Write out all of the listing exactly. Add nothing to it.

Information shown:
================

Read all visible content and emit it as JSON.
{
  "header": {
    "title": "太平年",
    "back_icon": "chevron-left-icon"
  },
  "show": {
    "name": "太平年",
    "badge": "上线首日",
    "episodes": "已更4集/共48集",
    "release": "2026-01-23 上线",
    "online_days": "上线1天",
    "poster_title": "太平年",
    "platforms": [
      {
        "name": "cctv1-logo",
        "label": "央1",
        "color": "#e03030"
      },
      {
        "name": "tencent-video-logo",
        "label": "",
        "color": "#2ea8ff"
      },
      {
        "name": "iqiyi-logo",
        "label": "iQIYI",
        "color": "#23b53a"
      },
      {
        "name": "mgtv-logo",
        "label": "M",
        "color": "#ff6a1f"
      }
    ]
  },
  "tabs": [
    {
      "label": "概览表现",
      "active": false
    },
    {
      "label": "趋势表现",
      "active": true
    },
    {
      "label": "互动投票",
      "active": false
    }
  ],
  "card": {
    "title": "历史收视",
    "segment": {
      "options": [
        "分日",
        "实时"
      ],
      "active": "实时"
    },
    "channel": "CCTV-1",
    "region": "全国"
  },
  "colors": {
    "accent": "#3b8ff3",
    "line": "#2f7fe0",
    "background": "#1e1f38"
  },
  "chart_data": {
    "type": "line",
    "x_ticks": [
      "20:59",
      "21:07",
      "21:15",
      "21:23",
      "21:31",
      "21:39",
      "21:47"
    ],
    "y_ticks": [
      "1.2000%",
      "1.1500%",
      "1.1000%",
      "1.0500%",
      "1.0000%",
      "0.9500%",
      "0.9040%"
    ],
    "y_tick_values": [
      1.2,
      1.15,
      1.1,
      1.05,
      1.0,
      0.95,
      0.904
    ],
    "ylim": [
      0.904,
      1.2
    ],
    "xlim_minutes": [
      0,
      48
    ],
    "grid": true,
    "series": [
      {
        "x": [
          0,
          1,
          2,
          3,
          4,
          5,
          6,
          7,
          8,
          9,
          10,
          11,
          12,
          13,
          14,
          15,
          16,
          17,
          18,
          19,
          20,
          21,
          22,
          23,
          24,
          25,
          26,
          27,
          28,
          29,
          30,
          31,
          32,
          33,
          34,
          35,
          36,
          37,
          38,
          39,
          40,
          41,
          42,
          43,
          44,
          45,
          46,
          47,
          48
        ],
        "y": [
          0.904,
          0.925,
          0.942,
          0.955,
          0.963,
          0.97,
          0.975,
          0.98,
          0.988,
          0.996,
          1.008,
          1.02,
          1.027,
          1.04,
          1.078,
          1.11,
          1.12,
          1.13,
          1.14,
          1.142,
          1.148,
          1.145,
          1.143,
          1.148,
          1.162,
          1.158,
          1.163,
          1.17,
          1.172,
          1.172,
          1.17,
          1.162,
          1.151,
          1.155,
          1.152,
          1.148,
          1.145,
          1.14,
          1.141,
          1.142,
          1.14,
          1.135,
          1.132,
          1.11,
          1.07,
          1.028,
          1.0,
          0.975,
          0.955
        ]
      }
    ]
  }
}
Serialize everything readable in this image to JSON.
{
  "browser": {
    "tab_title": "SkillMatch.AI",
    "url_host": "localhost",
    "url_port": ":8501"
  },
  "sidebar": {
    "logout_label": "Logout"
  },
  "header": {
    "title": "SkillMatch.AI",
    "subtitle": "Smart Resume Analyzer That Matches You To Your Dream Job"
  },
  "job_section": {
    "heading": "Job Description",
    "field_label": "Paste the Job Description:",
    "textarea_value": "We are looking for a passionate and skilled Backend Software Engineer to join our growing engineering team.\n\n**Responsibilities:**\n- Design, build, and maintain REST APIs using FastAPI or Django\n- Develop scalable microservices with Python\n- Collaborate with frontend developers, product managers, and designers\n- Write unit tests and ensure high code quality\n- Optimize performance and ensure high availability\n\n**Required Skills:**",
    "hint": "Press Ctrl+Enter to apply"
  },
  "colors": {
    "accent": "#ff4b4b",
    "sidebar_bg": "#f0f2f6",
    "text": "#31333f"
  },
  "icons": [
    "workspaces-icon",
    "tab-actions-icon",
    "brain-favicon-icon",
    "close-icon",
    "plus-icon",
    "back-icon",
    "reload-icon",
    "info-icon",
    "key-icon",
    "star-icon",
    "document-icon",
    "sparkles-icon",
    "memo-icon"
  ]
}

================

Answer to the exercise:
Read all visible content and emit it as JSON.
{
  "header": {
    "title": "太平年",
    "back_icon": "chevron-left-icon"
  },
  "show": {
    "name": "太平年",
    "badge": "上线首日",
    "episodes": "已更4集/共48集",
    "release": "2026-01-23 上线",
    "online_days": "上线1天",
    "poster_title": "太平年",
    "platforms": [
      {
        "name": "cctv1-logo",
        "label": "央1",
        "color": "#e03030"
      },
      {
        "name": "tencent-video-logo",
        "label": "",
        "color": "#2ea8ff"
      },
      {
        "name": "iqiyi-logo",
        "label": "iQIYI",
        "color": "#23b53a"
      },
      {
        "name": "mgtv-logo",
        "label": "M",
        "color": "#ff6a1f"
      }
    ]
  },
  "tabs": [
    {
      "label": "概览表现",
      "active": false
    },
    {
      "label": "趋势表现",
      "active": true
    },
    {
      "label": "互动投票",
      "active": false
    }
  ],
  "card": {
    "title": "历史收视",
    "segment": {
      "options": [
        "分日",
        "实时"
      ],
      "active": "实时"
    },
    "channel": "CCTV-1",
    "region": "全国"
  },
  "colors": {
    "accent": "#3b8ff3",
    "line": "#2f7fe0",
    "background": "#1e1f38"
  },
  "chart_data": {
    "type": "line",
    "x_ticks": [
      "20:59",
      "21:07",
      "21:15",
      "21:23",
      "21:31",
      "21:39",
      "21:47"
    ],
    "y_ticks": [
      "1.2000%",
      "1.1500%",
      "1.1000%",
      "1.0500%",
      "1.0000%",
      "0.9500%",
      "0.9040%"
    ],
    "y_tick_values": [
      1.2,
      1.15,
      1.1,
      1.05,
      1.0,
      0.95,
      0.904
    ],
    "ylim": [
      0.904,
      1.2
    ],
    "xlim_minutes": [
      0,
      48
    ],
    "grid": true,
    "series": [
      {
        "x": [
          0,
          1,
          2,
          3,
          4,
          5,
          6,
          7,
          8,
          9,
          10,
          11,
          12,
          13,
          14,
          15,
          16,
          17,
          18,
          19,
          20,
          21,
          22,
          23,
          24,
          25,
          26,
          27,
          28,
          29,
          30,
          31,
          32,
          33,
          34,
          35,
          36,
          37,
          38,
          39,
          40,
          41,
          42,
          43,
          44,
          45,
          46,
          47,
          48
        ],
        "y": [
          0.904,
          0.925,
          0.942,
          0.955,
          0.963,
          0.97,
          0.975,
          0.98,
          0.988,
          0.996,
          1.008,
          1.02,
          1.027,
          1.04,
          1.078,
          1.11,
          1.12,
          1.13,
          1.14,
          1.142,
          1.148,
          1.145,
          1.143,
          1.148,
          1.162,
          1.158,
          1.163,
          1.17,
          1.172,
          1.172,
          1.17,
          1.162,
          1.151,
          1.155,
          1.152,
          1.148,
          1.145,
          1.14,
          1.141,
          1.142,
          1.14,
          1.135,
          1.132,
          1.11,
          1.07,
          1.028,
          1.0,
          0.975,
          0.955
        ]
      }
    ]
  }
}
Serialize everything readable in this image to JSON.
{
  "browser": {
    "tab_title": "SkillMatch.AI",
    "url_host": "localhost",
    "url_port": ":8501"
  },
  "sidebar": {
    "logout_label": "Logout"
  },
  "header": {
    "title": "SkillMatch.AI",
    "subtitle": "Smart Resume Analyzer That Matches You To Your Dream Job"
  },
  "job_section": {
    "heading": "Job Description",
    "field_label": "Paste the Job Description:",
    "textarea_value": "We are looking for a passionate and skilled Backend Software Engineer to join our growing engineering team.\n\n**Responsibilities:**\n- Design, build, and maintain REST APIs using FastAPI or Django\n- Develop scalable microservices with Python\n- Collaborate with frontend developers, product managers, and designers\n- Write unit tests and ensure high code quality\n- Optimize performance and ensure high availability\n\n**Required Skills:**",
    "hint": "Press Ctrl+Enter to apply"
  },
  "colors": {
    "accent": "#ff4b4b",
    "sidebar_bg": "#f0f2f6",
    "text": "#31333f"
  },
  "icons": [
    "workspaces-icon",
    "tab-actions-icon",
    "brain-favicon-icon",
    "close-icon",
    "plus-icon",
    "back-icon",
    "reload-icon",
    "info-icon",
    "key-icon",
    "star-icon",
    "document-icon",
    "sparkles-icon",
    "memo-icon"
  ]
}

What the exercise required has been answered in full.